The coming together of India, Brazil and South Africa to strengthen the economic partnership is a major development in the area of South-South Cooperation. The three partners represent leading economies in their respective continents and bring together an array of complementary strengths and capabilities that could be exploited for mutual benefit. They have shared political and economic history and development experiences. There are significant synergies between these countries as they have developed substantial capabilities in different sectors over the years. But these synergies are yet to be fully utilised for their collective benefit and development of the South in general. IBSA countries can reinforce the economic strength of each other by synergising their complementarities in areas of industry, services, trade and technology which in turn could create a market of 1.3 billion people, US$2 trillion of GDP and foreign trade of nearly US$ 540 billion in 2005. IBSA partnership is also of immense strategic value for multilateral negotiations and shaping their respective roles in the global governance.The cooperation between India, Brazil and South Africa has potential of having important spillovers for the partners of each of these countries in their respective sub-regional groupings, namely, SAARC in the case of India, MERCOSUR in the case of Brazil, SACU in the case of South Africa.Therefore, IBSA partnership could make a major contribution to the economic development of three sub-regions across Asia, Africa, and Latin America.RIS, in this study, makes an exploratory attempt to examine the potential of IBSA economic partnership in the areas of trade in goods, services, investments, techno-logy cooperation and other areas of economic cooperation. The study finds an enormous potential of economic cooperation between the three countries given the extensive complementarities and synergistic capabilities that can make cooperation in a number of sectors highly fruitful.

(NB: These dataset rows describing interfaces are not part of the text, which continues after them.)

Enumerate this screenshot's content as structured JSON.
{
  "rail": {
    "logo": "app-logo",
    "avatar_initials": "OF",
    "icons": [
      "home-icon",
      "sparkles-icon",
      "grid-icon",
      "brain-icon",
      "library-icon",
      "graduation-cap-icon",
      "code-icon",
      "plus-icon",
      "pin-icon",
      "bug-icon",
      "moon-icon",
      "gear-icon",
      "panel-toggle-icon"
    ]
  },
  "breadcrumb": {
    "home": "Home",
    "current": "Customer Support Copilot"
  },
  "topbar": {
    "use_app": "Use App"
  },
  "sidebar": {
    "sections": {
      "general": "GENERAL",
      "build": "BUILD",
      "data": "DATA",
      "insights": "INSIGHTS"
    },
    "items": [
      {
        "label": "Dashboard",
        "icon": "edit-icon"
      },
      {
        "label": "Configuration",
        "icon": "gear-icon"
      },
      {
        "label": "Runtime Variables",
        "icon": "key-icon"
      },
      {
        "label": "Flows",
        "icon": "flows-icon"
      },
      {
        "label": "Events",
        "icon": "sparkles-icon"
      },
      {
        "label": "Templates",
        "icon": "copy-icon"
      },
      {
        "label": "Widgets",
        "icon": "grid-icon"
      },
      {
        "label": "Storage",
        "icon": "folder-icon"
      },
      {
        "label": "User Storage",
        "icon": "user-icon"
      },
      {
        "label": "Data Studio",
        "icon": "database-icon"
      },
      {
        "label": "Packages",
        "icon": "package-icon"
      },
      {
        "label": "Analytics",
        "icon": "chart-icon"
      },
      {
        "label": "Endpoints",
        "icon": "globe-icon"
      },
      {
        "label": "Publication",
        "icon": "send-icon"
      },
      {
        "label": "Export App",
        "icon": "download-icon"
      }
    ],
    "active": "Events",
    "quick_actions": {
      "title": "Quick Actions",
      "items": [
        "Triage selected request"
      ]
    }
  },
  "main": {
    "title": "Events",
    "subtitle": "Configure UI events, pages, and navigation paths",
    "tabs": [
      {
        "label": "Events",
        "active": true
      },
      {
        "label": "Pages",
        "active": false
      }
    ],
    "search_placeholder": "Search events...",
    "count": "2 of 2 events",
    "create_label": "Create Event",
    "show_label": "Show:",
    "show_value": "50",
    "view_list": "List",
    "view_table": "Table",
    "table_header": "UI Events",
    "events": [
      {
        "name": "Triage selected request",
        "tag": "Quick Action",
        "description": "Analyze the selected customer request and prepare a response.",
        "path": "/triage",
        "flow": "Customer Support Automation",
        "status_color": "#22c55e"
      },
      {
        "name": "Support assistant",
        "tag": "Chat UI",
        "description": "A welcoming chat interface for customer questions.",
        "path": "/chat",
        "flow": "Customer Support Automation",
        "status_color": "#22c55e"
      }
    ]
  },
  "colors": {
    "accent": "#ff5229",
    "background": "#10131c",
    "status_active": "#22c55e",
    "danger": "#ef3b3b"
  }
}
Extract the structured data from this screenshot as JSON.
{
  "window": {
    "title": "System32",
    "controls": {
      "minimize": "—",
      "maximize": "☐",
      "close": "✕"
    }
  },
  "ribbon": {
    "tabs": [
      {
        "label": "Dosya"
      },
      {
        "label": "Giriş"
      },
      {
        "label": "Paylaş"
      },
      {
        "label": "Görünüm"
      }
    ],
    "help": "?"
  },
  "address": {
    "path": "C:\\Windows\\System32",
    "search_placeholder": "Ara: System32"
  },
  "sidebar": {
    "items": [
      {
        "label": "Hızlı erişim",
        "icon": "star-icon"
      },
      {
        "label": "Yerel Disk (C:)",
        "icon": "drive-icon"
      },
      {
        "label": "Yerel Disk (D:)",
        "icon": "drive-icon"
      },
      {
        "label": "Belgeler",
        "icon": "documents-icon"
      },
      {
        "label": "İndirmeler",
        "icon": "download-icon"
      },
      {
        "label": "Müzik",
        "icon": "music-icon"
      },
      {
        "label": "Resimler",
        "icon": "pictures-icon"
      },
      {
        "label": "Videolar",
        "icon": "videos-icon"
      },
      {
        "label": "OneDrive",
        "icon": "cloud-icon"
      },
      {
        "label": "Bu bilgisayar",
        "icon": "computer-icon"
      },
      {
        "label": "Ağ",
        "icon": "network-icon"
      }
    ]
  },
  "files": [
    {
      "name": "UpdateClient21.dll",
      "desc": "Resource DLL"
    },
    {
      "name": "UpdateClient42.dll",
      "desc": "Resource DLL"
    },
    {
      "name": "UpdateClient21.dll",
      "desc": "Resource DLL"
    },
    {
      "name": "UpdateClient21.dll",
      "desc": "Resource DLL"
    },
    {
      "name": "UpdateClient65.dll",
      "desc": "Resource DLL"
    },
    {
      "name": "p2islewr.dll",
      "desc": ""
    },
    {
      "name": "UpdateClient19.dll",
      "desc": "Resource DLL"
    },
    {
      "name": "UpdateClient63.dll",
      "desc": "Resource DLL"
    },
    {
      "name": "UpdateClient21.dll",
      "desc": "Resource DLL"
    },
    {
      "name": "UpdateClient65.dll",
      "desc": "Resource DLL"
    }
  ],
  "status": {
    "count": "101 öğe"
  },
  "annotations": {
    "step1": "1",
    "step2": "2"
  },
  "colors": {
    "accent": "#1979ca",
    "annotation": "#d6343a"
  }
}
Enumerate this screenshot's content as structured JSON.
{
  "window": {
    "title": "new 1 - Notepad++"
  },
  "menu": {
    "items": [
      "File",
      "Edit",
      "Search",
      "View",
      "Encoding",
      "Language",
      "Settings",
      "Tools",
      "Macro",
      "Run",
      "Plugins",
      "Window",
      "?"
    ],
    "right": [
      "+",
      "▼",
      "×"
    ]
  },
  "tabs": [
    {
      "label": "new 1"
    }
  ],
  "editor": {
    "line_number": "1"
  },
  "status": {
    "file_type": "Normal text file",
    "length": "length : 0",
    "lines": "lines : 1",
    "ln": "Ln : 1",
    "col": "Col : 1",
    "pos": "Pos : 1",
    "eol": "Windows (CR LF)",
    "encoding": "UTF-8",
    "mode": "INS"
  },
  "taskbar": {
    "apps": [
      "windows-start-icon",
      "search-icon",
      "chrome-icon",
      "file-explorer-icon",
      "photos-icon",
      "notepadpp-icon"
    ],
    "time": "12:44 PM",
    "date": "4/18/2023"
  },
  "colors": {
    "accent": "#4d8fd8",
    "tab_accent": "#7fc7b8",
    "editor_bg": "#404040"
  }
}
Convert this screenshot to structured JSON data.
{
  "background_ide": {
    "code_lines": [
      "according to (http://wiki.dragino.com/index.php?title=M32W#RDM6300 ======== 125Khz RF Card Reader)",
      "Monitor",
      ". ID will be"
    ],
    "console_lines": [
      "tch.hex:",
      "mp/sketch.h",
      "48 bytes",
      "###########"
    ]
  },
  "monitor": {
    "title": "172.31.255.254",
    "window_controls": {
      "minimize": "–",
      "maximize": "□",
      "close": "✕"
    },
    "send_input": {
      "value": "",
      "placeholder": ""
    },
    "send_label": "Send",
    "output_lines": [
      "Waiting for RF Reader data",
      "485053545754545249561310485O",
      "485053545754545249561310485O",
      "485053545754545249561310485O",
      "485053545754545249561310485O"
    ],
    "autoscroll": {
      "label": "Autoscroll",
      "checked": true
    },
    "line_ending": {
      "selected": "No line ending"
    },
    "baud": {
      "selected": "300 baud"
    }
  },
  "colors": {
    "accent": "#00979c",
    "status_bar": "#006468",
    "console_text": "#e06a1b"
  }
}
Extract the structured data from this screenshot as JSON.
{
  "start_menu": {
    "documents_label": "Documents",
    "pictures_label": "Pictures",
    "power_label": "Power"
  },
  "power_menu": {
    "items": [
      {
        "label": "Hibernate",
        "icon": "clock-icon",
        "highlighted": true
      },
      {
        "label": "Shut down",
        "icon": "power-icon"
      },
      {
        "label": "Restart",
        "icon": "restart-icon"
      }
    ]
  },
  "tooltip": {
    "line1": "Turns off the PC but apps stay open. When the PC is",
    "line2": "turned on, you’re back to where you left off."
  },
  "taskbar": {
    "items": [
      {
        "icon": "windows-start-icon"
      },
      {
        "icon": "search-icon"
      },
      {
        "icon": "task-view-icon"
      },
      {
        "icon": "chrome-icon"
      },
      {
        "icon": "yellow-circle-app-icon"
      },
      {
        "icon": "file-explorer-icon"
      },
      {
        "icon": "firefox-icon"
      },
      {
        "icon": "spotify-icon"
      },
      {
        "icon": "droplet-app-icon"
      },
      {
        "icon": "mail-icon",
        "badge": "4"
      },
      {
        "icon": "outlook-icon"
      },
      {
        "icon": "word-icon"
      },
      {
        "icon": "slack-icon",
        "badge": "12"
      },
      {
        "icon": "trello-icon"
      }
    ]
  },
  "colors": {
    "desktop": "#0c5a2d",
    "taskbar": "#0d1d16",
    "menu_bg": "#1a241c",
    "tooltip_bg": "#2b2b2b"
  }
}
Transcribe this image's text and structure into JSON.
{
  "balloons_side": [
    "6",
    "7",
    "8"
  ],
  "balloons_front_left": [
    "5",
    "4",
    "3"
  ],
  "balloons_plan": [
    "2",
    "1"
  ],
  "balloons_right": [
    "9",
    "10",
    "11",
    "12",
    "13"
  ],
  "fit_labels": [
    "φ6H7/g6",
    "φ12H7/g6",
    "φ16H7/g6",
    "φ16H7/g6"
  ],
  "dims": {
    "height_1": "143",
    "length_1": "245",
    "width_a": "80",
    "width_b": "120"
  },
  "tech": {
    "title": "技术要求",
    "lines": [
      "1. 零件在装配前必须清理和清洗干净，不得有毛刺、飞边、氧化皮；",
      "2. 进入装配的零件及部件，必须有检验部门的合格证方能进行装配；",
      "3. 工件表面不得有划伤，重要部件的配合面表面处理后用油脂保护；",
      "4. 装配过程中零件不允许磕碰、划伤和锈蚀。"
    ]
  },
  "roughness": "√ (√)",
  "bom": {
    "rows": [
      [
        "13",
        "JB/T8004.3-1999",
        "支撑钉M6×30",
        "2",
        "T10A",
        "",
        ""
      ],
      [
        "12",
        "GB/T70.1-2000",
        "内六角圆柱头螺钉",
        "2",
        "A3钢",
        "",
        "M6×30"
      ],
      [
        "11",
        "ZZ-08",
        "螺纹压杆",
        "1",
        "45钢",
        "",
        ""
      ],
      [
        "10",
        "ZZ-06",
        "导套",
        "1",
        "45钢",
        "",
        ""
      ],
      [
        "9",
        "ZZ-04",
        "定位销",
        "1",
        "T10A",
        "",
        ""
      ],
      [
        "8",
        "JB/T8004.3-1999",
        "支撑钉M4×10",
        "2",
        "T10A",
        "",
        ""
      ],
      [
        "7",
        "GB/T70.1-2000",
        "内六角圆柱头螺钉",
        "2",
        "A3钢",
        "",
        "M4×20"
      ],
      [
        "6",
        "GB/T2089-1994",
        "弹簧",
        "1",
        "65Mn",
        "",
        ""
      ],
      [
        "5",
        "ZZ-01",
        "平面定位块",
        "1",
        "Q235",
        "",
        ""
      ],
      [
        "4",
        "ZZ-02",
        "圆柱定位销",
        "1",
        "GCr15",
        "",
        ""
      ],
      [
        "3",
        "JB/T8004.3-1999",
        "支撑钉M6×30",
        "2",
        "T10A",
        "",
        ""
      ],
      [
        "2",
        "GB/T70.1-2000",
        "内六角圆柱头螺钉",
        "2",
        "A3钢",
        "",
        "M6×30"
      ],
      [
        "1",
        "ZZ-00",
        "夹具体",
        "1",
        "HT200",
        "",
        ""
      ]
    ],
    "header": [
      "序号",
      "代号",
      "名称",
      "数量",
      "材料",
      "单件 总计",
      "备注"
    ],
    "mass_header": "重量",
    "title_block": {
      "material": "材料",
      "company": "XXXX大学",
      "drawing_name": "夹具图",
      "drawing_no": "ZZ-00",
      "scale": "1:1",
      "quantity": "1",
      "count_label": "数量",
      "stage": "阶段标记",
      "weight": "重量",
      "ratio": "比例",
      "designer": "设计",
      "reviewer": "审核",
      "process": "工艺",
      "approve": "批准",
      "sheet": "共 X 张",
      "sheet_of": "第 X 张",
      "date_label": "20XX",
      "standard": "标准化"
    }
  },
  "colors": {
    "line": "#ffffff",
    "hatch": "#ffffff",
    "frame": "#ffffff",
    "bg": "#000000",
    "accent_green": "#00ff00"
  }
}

It makes a number of recommendations for exploiting this potential of the IBSA economic partnership.Research and Information System for Developing Countries (RIS) is an autonomous policy think-tank, established in 1984 in New Delhi, and specialised in trade and development issues. Its work programme focuses on multilateral trade negotiations, regional economic integration in Asia, new technologies and development, South-South Cooperation and strategic responses to globalisation.The work of RIS is published in the form of research reports, books, discussion papers and journals.
Trinity of the South